▶ [Available data]
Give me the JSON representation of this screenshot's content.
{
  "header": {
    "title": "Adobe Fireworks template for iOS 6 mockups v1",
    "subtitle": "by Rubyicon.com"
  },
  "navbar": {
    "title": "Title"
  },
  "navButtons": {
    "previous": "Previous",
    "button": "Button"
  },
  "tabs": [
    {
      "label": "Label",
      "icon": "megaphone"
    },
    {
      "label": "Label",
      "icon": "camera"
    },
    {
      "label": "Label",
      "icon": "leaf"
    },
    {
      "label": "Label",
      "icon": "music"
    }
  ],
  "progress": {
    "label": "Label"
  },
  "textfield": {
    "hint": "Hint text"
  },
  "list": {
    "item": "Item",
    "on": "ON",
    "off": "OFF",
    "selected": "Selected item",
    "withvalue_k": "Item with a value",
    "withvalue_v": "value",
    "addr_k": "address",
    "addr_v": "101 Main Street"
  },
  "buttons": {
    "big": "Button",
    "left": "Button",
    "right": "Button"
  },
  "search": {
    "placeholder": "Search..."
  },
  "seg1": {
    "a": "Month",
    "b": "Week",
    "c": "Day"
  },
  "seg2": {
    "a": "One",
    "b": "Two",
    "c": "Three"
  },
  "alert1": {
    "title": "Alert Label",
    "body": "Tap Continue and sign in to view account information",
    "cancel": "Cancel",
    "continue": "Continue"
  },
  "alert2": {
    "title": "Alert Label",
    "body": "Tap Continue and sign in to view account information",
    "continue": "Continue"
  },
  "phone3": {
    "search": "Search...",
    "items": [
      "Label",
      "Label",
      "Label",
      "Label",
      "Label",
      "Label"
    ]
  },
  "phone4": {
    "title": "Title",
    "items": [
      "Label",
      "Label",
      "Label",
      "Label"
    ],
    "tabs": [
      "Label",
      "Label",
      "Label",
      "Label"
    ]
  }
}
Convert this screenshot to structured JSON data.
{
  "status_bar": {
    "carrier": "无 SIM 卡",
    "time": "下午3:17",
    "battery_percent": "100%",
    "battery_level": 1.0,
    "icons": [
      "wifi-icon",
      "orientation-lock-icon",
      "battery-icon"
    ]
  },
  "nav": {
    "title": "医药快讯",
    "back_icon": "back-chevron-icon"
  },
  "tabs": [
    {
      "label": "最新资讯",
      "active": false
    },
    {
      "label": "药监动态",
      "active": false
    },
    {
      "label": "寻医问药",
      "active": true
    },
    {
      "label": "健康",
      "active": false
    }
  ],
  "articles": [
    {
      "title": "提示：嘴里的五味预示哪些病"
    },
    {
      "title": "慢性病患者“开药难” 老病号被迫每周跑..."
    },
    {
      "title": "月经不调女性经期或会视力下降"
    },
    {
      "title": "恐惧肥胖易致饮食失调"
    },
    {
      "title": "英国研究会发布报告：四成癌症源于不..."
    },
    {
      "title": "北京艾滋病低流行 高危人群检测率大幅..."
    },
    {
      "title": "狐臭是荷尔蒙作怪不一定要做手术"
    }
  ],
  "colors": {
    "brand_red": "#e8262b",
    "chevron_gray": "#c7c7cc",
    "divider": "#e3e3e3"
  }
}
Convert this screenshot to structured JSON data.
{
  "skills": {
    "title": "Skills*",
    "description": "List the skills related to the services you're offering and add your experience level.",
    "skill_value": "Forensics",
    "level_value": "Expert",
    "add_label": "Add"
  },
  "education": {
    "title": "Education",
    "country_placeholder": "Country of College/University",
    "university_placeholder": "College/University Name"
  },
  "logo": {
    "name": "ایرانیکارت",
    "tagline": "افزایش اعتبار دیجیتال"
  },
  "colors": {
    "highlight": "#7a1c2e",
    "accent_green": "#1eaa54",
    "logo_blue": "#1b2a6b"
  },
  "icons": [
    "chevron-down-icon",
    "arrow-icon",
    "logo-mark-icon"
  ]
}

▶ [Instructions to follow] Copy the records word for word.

▶ [Completed exercise]
Give me the JSON representation of this screenshot's content.
{
  "header": {
    "title": "Adobe Fireworks template for iOS 6 mockups v1",
    "subtitle": "by Rubyicon.com"
  },
  "navbar": {
    "title": "Title"
  },
  "navButtons": {
    "previous": "Previous",
    "button": "Button"
  },
  "tabs": [
    {
      "label": "Label",
      "icon": "megaphone"
    },
    {
      "label": "Label",
      "icon": "camera"
    },
    {
      "label": "Label",
      "icon": "leaf"
    },
    {
      "label": "Label",
      "icon": "music"
    }
  ],
  "progress": {
    "label": "Label"
  },
  "textfield": {
    "hint": "Hint text"
  },
  "list": {
    "item": "Item",
    "on": "ON",
    "off": "OFF",
    "selected": "Selected item",
    "withvalue_k": "Item with a value",
    "withvalue_v": "value",
    "addr_k": "address",
    "addr_v": "101 Main Street"
  },
  "buttons": {
    "big": "Button",
    "left": "Button",
    "right": "Button"
  },
  "search": {
    "placeholder": "Search..."
  },
  "seg1": {
    "a": "Month",
    "b": "Week",
    "c": "Day"
  },
  "seg2": {
    "a": "One",
    "b": "Two",
    "c": "Three"
  },
  "alert1": {
    "title": "Alert Label",
    "body": "Tap Continue and sign in to view account information",
    "cancel": "Cancel",
    "continue": "Continue"
  },
  "alert2": {
    "title": "Alert Label",
    "body": "Tap Continue and sign in to view account information",
    "continue": "Continue"
  },
  "phone3": {
    "search": "Search...",
    "items": [
      "Label",
      "Label",
      "Label",
      "Label",
      "Label",
      "Label"
    ]
  },
  "phone4": {
    "title": "Title",
    "items": [
      "Label",
      "Label",
      "Label",
      "Label"
    ],
    "tabs": [
      "Label",
      "Label",
      "Label",
      "Label"
    ]
  }
}
Convert this screenshot to structured JSON data.
{
  "status_bar": {
    "carrier": "无 SIM 卡",
    "time": "下午3:17",
    "battery_percent": "100%",
    "battery_level": 1.0,
    "icons": [
      "wifi-icon",
      "orientation-lock-icon",
      "battery-icon"
    ]
  },
  "nav": {
    "title": "医药快讯",
    "back_icon": "back-chevron-icon"
  },
  "tabs": [
    {
      "label": "最新资讯",
      "active": false
    },
    {
      "label": "药监动态",
      "active": false
    },
    {
      "label": "寻医问药",
      "active": true
    },
    {
      "label": "健康",
      "active": false
    }
  ],
  "articles": [
    {
      "title": "提示：嘴里的五味预示哪些病"
    },
    {
      "title": "慢性病患者“开药难” 老病号被迫每周跑..."
    },
    {
      "title": "月经不调女性经期或会视力下降"
    },
    {
      "title": "恐惧肥胖易致饮食失调"
    },
    {
      "title": "英国研究会发布报告：四成癌症源于不..."
    },
    {
      "title": "北京艾滋病低流行 高危人群检测率大幅..."
    },
    {
      "title": "狐臭是荷尔蒙作怪不一定要做手术"
    }
  ],
  "colors": {
    "brand_red": "#e8262b",
    "chevron_gray": "#c7c7cc",
    "divider": "#e3e3e3"
  }
}
Convert this screenshot to structured JSON data.
{
  "skills": {
    "title": "Skills*",
    "description": "List the skills related to the services you're offering and add your experience level.",
    "skill_value": "Forensics",
    "level_value": "Expert",
    "add_label": "Add"
  },
  "education": {
    "title": "Education",
    "country_placeholder": "Country of College/University",
    "university_placeholder": "College/University Name"
  },
  "logo": {
    "name": "ایرانیکارت",
    "tagline": "افزایش اعتبار دیجیتال"
  },
  "colors": {
    "highlight": "#7a1c2e",
    "accent_green": "#1eaa54",
    "logo_blue": "#1b2a6b"
  },
  "icons": [
    "chevron-down-icon",
    "arrow-icon",
    "logo-mark-icon"
  ]
}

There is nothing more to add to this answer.